▸ **Problem details**: Count, in the data that follows, every line with the string "Device", and give that count as the whole reply.

--

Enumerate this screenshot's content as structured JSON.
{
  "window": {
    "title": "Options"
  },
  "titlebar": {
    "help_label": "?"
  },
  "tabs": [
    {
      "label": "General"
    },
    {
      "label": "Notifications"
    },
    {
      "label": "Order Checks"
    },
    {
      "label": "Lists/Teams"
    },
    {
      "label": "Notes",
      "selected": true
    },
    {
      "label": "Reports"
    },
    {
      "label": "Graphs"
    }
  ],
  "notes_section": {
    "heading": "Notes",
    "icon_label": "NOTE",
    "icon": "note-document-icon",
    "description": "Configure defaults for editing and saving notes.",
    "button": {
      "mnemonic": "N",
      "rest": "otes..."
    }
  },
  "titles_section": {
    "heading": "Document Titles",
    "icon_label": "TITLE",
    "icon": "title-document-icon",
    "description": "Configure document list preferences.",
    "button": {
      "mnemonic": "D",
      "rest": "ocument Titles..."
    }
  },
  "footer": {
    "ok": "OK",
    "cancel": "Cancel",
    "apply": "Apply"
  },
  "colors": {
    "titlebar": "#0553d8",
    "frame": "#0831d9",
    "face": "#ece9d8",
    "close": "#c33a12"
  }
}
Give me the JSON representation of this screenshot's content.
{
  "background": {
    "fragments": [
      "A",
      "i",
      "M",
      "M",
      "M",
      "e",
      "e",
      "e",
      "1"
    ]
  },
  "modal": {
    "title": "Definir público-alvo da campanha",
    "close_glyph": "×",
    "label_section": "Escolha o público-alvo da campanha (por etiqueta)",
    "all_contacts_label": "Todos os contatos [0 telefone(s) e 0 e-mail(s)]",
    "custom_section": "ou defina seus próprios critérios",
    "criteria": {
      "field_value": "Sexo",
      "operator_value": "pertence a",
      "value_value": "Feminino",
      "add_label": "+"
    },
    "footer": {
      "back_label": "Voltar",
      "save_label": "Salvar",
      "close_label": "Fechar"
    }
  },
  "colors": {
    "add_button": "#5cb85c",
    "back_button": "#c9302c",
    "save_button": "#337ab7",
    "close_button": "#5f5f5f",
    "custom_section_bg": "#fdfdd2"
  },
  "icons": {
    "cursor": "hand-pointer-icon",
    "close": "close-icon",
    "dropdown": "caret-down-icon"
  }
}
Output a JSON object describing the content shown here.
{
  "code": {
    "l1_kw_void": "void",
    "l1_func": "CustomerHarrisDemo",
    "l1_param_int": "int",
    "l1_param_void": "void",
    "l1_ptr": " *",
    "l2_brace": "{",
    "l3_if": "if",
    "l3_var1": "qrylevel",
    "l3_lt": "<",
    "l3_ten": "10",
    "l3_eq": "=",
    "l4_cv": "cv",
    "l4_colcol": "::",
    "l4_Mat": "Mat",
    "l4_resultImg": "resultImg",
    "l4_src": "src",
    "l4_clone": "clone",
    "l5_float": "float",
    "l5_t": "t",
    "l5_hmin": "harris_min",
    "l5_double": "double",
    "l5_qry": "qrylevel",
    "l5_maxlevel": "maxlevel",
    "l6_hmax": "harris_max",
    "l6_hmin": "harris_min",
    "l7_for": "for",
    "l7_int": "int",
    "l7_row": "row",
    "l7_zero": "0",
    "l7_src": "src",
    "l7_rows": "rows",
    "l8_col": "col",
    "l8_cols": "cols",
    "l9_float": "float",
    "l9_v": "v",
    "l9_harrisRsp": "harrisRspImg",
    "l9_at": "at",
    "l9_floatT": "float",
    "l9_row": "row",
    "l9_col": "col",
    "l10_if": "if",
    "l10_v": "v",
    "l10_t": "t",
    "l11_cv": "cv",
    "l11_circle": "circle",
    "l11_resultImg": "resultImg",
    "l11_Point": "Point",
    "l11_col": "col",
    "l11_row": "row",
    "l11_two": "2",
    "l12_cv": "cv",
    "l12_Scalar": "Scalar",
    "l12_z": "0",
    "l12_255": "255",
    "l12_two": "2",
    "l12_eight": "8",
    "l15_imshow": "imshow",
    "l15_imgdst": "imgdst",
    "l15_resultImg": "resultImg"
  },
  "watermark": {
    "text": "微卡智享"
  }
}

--

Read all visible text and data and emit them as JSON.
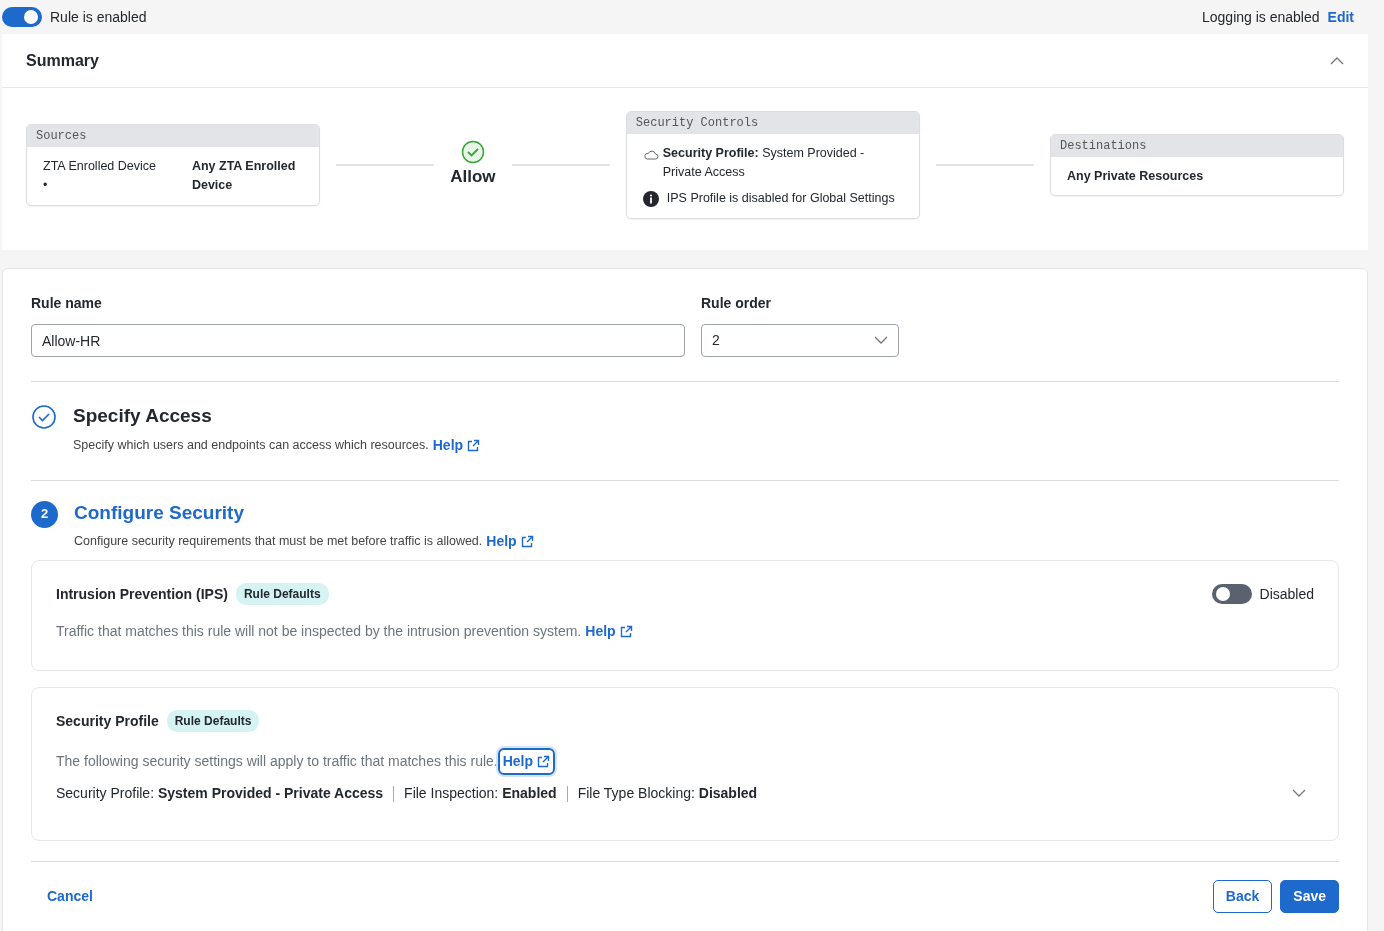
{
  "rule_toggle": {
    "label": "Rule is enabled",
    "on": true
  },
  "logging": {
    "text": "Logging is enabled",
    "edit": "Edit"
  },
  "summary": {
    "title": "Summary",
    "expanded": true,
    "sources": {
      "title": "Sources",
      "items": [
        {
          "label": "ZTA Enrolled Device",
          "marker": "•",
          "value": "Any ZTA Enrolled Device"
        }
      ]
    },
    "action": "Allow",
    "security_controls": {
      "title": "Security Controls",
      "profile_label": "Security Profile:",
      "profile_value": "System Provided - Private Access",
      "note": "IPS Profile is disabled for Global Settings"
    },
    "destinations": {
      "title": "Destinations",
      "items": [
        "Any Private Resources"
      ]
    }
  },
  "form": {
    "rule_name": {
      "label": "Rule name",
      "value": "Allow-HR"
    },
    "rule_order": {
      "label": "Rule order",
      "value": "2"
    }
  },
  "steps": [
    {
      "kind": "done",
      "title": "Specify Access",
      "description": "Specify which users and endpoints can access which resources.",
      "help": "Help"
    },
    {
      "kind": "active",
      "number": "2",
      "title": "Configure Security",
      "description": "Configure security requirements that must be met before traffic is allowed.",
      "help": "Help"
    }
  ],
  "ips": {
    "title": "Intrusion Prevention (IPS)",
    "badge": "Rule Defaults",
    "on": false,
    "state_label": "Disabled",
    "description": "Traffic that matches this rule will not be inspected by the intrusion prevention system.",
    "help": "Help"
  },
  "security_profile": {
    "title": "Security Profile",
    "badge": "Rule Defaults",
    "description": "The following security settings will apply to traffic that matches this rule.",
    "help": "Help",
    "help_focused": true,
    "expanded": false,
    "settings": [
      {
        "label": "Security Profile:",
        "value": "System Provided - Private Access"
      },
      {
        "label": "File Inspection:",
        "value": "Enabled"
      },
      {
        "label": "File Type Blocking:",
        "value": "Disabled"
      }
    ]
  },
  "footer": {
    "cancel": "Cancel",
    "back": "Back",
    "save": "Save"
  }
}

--

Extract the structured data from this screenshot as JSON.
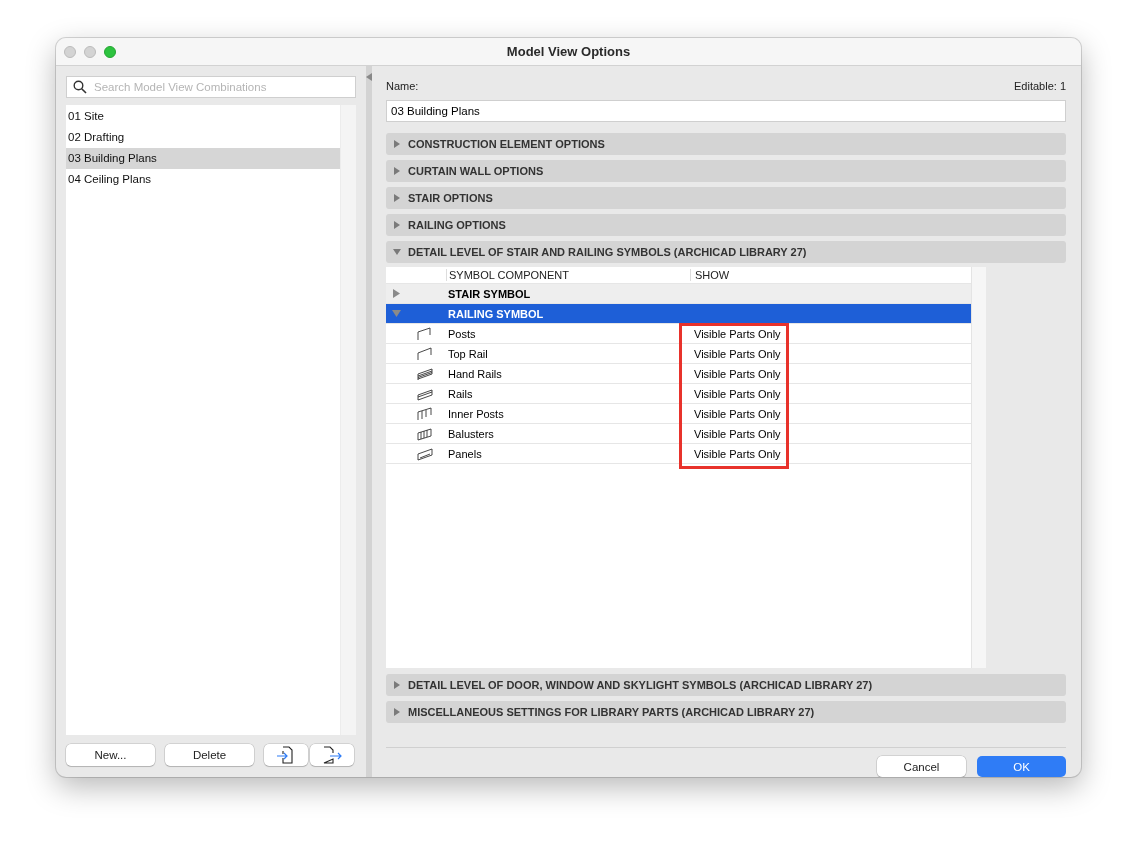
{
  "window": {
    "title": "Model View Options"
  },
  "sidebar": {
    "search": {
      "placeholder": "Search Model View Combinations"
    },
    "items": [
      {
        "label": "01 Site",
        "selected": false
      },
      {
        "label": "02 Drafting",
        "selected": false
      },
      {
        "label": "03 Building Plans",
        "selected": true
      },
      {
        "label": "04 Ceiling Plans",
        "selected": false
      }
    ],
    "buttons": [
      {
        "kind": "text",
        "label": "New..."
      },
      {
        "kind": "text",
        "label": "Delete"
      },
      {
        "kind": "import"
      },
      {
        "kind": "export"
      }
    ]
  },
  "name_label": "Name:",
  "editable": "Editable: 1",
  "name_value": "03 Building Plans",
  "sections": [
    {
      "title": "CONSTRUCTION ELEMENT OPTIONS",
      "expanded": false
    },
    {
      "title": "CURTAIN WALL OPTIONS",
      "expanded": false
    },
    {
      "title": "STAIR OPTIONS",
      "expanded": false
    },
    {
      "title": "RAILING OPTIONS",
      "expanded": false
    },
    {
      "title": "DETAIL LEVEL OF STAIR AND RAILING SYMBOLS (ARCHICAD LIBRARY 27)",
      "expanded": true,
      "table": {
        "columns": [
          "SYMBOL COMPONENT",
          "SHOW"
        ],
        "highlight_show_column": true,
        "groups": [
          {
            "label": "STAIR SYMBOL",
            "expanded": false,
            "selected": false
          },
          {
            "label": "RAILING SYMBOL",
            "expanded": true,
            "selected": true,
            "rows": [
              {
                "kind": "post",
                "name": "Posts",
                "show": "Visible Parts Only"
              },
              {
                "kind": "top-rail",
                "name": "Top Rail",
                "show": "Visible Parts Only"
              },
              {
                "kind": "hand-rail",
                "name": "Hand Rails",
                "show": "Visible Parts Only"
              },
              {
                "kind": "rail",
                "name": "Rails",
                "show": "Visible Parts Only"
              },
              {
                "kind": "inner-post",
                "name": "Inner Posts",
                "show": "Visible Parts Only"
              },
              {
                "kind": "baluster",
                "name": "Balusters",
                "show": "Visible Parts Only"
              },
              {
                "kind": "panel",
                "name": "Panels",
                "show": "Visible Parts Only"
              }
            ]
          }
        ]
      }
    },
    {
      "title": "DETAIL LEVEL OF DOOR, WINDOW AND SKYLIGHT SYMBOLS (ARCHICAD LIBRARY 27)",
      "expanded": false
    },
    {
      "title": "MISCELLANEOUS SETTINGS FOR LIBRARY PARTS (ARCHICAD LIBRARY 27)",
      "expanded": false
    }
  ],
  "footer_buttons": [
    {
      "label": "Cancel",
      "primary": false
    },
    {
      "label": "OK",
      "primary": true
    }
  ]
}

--

▸ **Answer section**: 2